It’s a spectator sport in Yellowstone…wildlife spotting. It’s like winning the jackpot in Las Vegas when you actually get to see the big ones.
Some people set up and wait hours in lawn chairs for an appearance. Others are willing to stand out in the rain in complete gear and huge cameras with their own rain suits covering the glass.
We were lucky, observant, and always searching. We didn’t stand in the rain, or set up our chairs. Fred’s an awesome driver…and doesn’t mind pulling over, turning around, or even dropping me off and later retrieving me if there is nowhere safe to pull over. We take the roads least traveled, and stop often.
We are very respectful of the animals, and super aware of our safety.

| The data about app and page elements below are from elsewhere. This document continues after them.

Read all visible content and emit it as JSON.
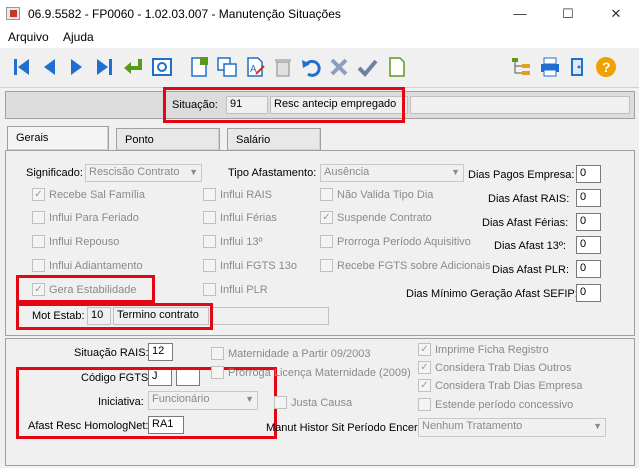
{
  "window": {
    "title": "06.9.5582 - FP0060 - 1.02.03.007 - Manutenção Situações",
    "minimize": "—",
    "maximize": "☐",
    "close": "✕"
  },
  "menu": [
    "Arquivo",
    "Ajuda"
  ],
  "toolbar_icons": [
    "first-icon",
    "prev-icon",
    "next-icon",
    "last-icon",
    "return-icon",
    "preview-icon",
    "new-icon",
    "copy-icon",
    "edit-icon",
    "delete-icon",
    "undo-icon",
    "cancel-icon",
    "confirm-icon",
    "blank-icon",
    "tree-icon",
    "print-icon",
    "exit-icon",
    "help-icon"
  ],
  "situacao": {
    "label": "Situação:",
    "code": "91",
    "description": "Resc antecip empregado"
  },
  "tabs": [
    "Gerais",
    "Ponto",
    "Salário"
  ],
  "gerais": {
    "significado_label": "Significado:",
    "significado_value": "Rescisão Contrato",
    "tipo_afastamento_label": "Tipo Afastamento:",
    "tipo_afastamento_value": "Ausência",
    "checks_col1": [
      {
        "label": "Recebe Sal Família",
        "checked": true
      },
      {
        "label": "Influi Para Feriado",
        "checked": false
      },
      {
        "label": "Influi Repouso",
        "checked": false
      },
      {
        "label": "Influi Adiantamento",
        "checked": false
      },
      {
        "label": "Gera Estabilidade",
        "checked": true
      }
    ],
    "checks_col2": [
      {
        "label": "Influi RAIS",
        "checked": false
      },
      {
        "label": "Influi Férias",
        "checked": false
      },
      {
        "label": "Influi 13º",
        "checked": false
      },
      {
        "label": "Influi FGTS 13o",
        "checked": false
      },
      {
        "label": "Influi PLR",
        "checked": false
      }
    ],
    "checks_col3": [
      {
        "label": "Não Valida Tipo Dia",
        "checked": false
      },
      {
        "label": "Suspende Contrato",
        "checked": true
      },
      {
        "label": "Prorroga Período Aquisitivo",
        "checked": false
      },
      {
        "label": "Recebe FGTS sobre Adicionais",
        "checked": false
      }
    ],
    "dias": [
      {
        "label": "Dias Pagos Empresa:",
        "value": "0"
      },
      {
        "label": "Dias Afast RAIS:",
        "value": "0"
      },
      {
        "label": "Dias Afast Férias:",
        "value": "0"
      },
      {
        "label": "Dias Afast 13º:",
        "value": "0"
      },
      {
        "label": "Dias Afast PLR:",
        "value": "0"
      },
      {
        "label": "Dias Mínimo Geração Afast SEFIP:",
        "value": "0"
      }
    ],
    "mot_estab_label": "Mot Estab:",
    "mot_estab_code": "10",
    "mot_estab_desc": "Termino contrato"
  },
  "lower": {
    "situacao_rais_label": "Situação RAIS:",
    "situacao_rais_value": "12",
    "codigo_fgts_label": "Código FGTS:",
    "codigo_fgts_value": "J",
    "iniciativa_label": "Iniciativa:",
    "iniciativa_value": "Funcionário",
    "afast_resc_label": "Afast Resc HomologNet:",
    "afast_resc_value": "RA1",
    "checks_mid": [
      {
        "label": "Maternidade a Partir 09/2003",
        "checked": false
      },
      {
        "label": "Prorroga Licença Maternidade (2009)",
        "checked": false
      },
      {
        "label": "Justa Causa",
        "checked": false
      }
    ],
    "checks_right": [
      {
        "label": "Imprime Ficha Registro",
        "checked": true
      },
      {
        "label": "Considera Trab Dias Outros",
        "checked": true
      },
      {
        "label": "Considera Trab Dias Empresa",
        "checked": true
      },
      {
        "label": "Estende período concessivo",
        "checked": false
      }
    ],
    "manut_label": "Manut Histor Sit Período Encer:",
    "manut_value": "Nenhum Tratamento"
  }
}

The Van sits up high, and I often shoot out the window, using the half rolled up window to brace my camera. Or I can stand on the door step to get some extra height.
Sometimes we have solitude, sometimes there is madness. Even with these chaotic traffic jams that do sometimes occur, all in all, it’s an awesome sport, and everyone wins sometimes.
Finding spots along the coast to spend the night has been a bit of a challenge. Since we never really know where we are going to be, it’s hard to make reservations in advance for a campground. Especially the state parks are usually full at this time of the year. There’s not much forest land along the coast either for U.S. Forest Service campgrounds, (which we prefer) or dispersed camping on National Forest land. Weekends in particular are impossible since that’s when most of the public goes camping!
Having our bed in the back of our van makes it possible for us to take cover and sleep in some interesting places.
We generally tend to avoid rest areas, since they tend to be extremely noisy being near highways and full of big trucks keeping their refrigerator units going all night long. But it just so happens that somewhere above Arcata, and below Cresent City, there is a very beautiful, very quiet, very clean Rest Area. And as long as you don’t stay longer than ten hours at a time, it is perfectly legal to sleep there. We very rarely EVER sleep more than ten hours!!
Leaving early in the morning, we were rewarded with this peaceful sight of relaxing Roosevelt elk.
And this big fellow, watching over the ladies while munching his morning chow.
Roosevelt elk (according to wikipedia) are the largest of the four subspecies of elk found in North America. Such a beautiful sight they are.
They don’t seem to have a problem finding a place to bed down. They are protected here from being hunted, so long as they stay on state property!
Our lack of planning in our travels leads to much spontaneity and many delights such as this. Sleeping in a Rest Area makes it all worth while when we get to wake up and greet the day this way!
We really enjoyed Cresent City, spending time along the beach and pier watching the shore birds. There were more Black Oystercatchers nesting, Canada Geese, Cormorants, and of course lots of seagulls.
A bit sad to leave the coast, but inching up and inland to visit our good friend in Redmond, Oregon is the goal. Moving inland will also hopefully make finding camping spots a bit easier.